An intense gleam of growth and prosperity is clearly defined at Great Plains Manufacturing, as the huge employer eyes a firmer foothold in Salina and north-central Kansas. The equipment maker turns 45 years old on April 1, and aims to fill escalating needs in the farming, dairy, construction and landscaping industries, feeding markets domestically and abroad.

“There is an amazingly bright future for Great Plains,” said Linda Salem, the company’s CEO and President.

Started with the vision of founder Roy Applequist and the development of a folding box seeding drill in April 1976, the company grew and expanded through several decades until it was sold to Kubota Tractor Corporation in July 2016.

A major global brand, Kubota has sealed its commitment to the north-central Kansas region, encouraging Great Plains Manufacturing to continue to invest millions of dollars in a number of plants in Salina and vicinity.

The company sports a growing and diverse line of innovative products that envelope and embrace huge sectors of industry.

Stealing a line from Chris Lane’s country music hit song Great Plains has “some Big, Big Plans,” with exploding production and jobs in these parts.

“Kubota bought Great Plains to grow it,” said David Disberger, GPM executive vice president.

“Georgia, Kansas City, Texas and Salina are the four strategic growth locations for the company,” he said.

Headquartered at 1525 E. North Street in Salina, Great Plains has agreed to become the North American center for construction equipment manufacturing and the home for the worldwide research and development design center for compact track loaders, (CTLs).

“There will be compact track loaders, and by phase three we’ll be making other construction equipment as well,” Linda Salem said. “We’re moving CTLs from the Asia-Pacific, localizing what was previously produced overseas.” Kubota demand for the CTL to be made in Salina, has exceeded its own original forecast by 25 percent, company officials said, and they’re already in talks about production increases beyond that number.

Great Plains Manufacturing has entered into a contract to purchase a 750,000-square-foot building in Salina — the Signify Building on the south end of town — to house this production.

“This is a company to get behind,” Disberger said, “and it’s family centric with strong values. We respect family values.”

Salem has coached many leaders on those core elements.

“Our employees’ wellbeing is important to us,” she said. “People are the cornerstone of our success and an extension of our family.”

The company is a proud supporter of the local communities it serves, and an ever-expanding list of customers, she added.

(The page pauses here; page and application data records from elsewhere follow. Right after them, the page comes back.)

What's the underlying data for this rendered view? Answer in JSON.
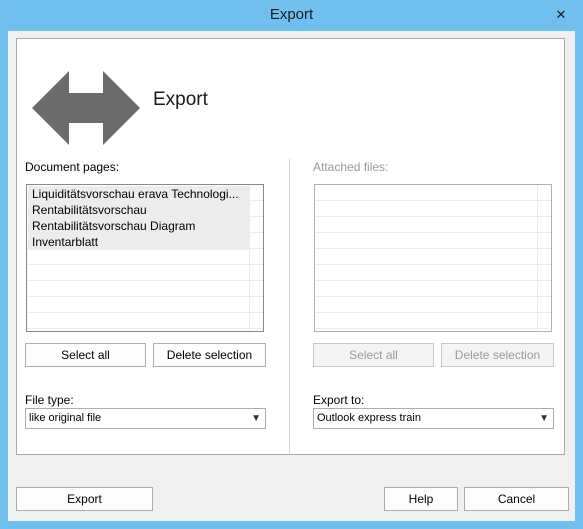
{
  "window": {
    "title": "Export",
    "close_glyph": "✕"
  },
  "header": {
    "title": "Export",
    "icon": "double-arrow-left-right-icon"
  },
  "left": {
    "label": "Document pages:",
    "items": [
      "Liquiditätsvorschau erava Technologi...",
      "Rentabilitätsvorschau",
      "Rentabilitätsvorschau Diagram",
      "Inventarblatt"
    ],
    "select_all": "Select all",
    "delete_selection": "Delete selection",
    "file_type_label": "File type:",
    "file_type_value": "like original file"
  },
  "right": {
    "label": "Attached files:",
    "select_all": "Select all",
    "delete_selection": "Delete selection",
    "export_to_label": "Export to:",
    "export_to_value": "Outlook express train"
  },
  "footer": {
    "export": "Export",
    "help": "Help",
    "cancel": "Cancel"
  },
  "colors": {
    "frame": "#6fc0ee",
    "client": "#f0f0f0",
    "icon": "#6b6b6b"
  }
}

However, Great Plains can’t do it alone. The company that has opened markets all over the United States and many spots on the globe, needs people to fill job openings beyond the 1,700 already employed, infrastructure and space to manufacture a growing portfolio of products.

The company desires a partnership with the communities it serves, where leaders are eager to add utilities, education, support housing expansions and prepare to welcome new workers now through 2030. Projections have GPM growing by 450 to 2,110 workers by 2025, with continued growth to 2,310 employees by 2030.

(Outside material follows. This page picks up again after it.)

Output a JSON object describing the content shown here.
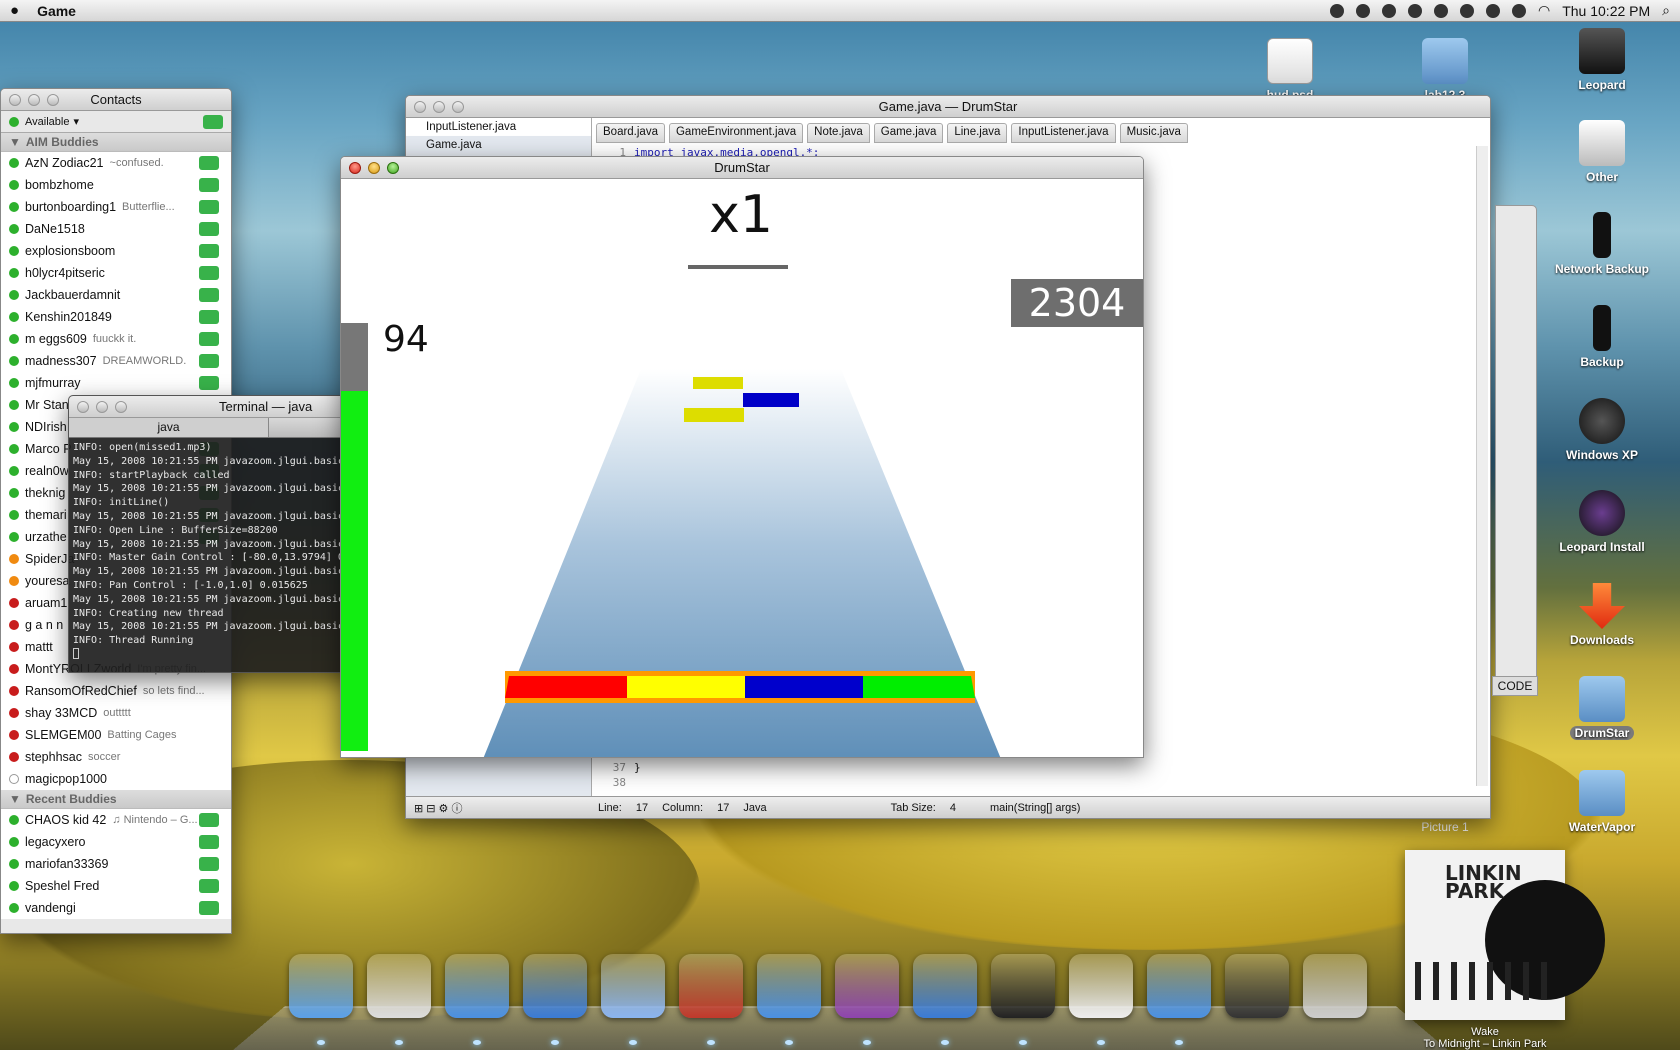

“That may even be low. It’s impressive,” Disberger said.

But planning for this expansion must go beyond the Great Plains conference rooms.

“Our local community leaders don’t yet fully understand our vision,” Disberger said. “Salina needs a call to action. We’ve got to take this growth more seriously, and really focus on housing needs to allow for growth.”

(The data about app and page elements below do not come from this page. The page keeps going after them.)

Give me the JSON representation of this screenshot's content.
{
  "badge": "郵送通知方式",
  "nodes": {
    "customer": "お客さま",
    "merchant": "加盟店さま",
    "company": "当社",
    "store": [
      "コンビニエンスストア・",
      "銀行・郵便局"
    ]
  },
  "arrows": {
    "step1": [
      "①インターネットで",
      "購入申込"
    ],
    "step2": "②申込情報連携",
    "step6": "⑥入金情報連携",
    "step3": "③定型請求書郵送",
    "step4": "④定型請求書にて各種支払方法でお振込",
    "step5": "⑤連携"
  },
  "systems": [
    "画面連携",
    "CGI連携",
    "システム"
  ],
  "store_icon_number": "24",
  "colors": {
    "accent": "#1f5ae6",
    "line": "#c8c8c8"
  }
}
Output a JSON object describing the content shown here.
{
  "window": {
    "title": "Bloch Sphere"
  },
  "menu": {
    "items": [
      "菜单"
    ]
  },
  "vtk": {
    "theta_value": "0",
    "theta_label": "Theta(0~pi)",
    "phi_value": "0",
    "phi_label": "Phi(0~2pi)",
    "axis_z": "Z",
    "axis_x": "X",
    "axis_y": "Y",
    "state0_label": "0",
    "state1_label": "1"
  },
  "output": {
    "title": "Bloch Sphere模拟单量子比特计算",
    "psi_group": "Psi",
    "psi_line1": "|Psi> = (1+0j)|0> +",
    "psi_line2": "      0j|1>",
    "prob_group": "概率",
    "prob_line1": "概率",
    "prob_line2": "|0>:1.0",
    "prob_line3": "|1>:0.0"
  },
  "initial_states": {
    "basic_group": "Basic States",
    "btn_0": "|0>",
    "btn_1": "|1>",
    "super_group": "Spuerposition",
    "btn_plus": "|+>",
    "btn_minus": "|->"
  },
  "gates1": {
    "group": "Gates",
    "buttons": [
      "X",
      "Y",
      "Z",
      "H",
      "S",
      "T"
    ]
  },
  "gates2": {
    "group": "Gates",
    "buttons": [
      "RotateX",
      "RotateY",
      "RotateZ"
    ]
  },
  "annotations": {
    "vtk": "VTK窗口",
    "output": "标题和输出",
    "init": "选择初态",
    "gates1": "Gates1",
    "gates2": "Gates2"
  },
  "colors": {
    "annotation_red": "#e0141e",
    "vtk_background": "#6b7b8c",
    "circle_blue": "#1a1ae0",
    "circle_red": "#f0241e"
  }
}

Great Plains endeavors to “be a valuable partner with the communities we work in,” Salem said — Salina, Tipton, Ellsworth, Assaria, Kipp, Abilene and Enterprise.

“We need to let people know that if you’re looking for a job, and many will be available at all levels, these towns can be your home,” Disberger said.

Great Plains/Kubota’s future is hinged to “a well-balanced, diversified business model built on different industries with expectations of withstanding market cycles,” Salem said.

For example, Land Pride’s continuous growth, albeit with seasonal flows have fit nicely with Great Plains Ag Division’s seasonal flows. Counterbalances are built in.

Each division has its product strengths and there are new product lines being added in each.

Great Plains Ag continues to manufacture implements for seed placements (drills and planters) and seedbed preparation and soil management. Now the Ag Division is into hay and forage products, such as round balers.

Land Pride persists in expanding attachments aligned with Kubota tractors and construction machines.

The company pursues “innovative products that exceeds the needs and expectations of customers,” Disberger said.

The Land Pride division projects another record-breaking year in revenues. Great Plains Ag has escalating revenue levels as well. Historically, when one division slows, another picks up slack, Salem said, and thanks to the added product balance of power construction equipment, expectations for stable overall business are high.

Great Plains Manufacturing is committed to investing millions of dollars into remodeling and adding on to its regional facilities and equipment.

An average investment per year for the past few years exceeds $14 million in the plants outside of Salina and $9 million within Salina, not including the new construction equipment building, where plans are immense. But there are challenges.

“Success will be very dependent on attracting workers to our company and to our communities,” Salem said. “With the community working together with industry right here in the nation’s midsection, big goals will come to fruition, and the next 45 years will be as successful as the first.”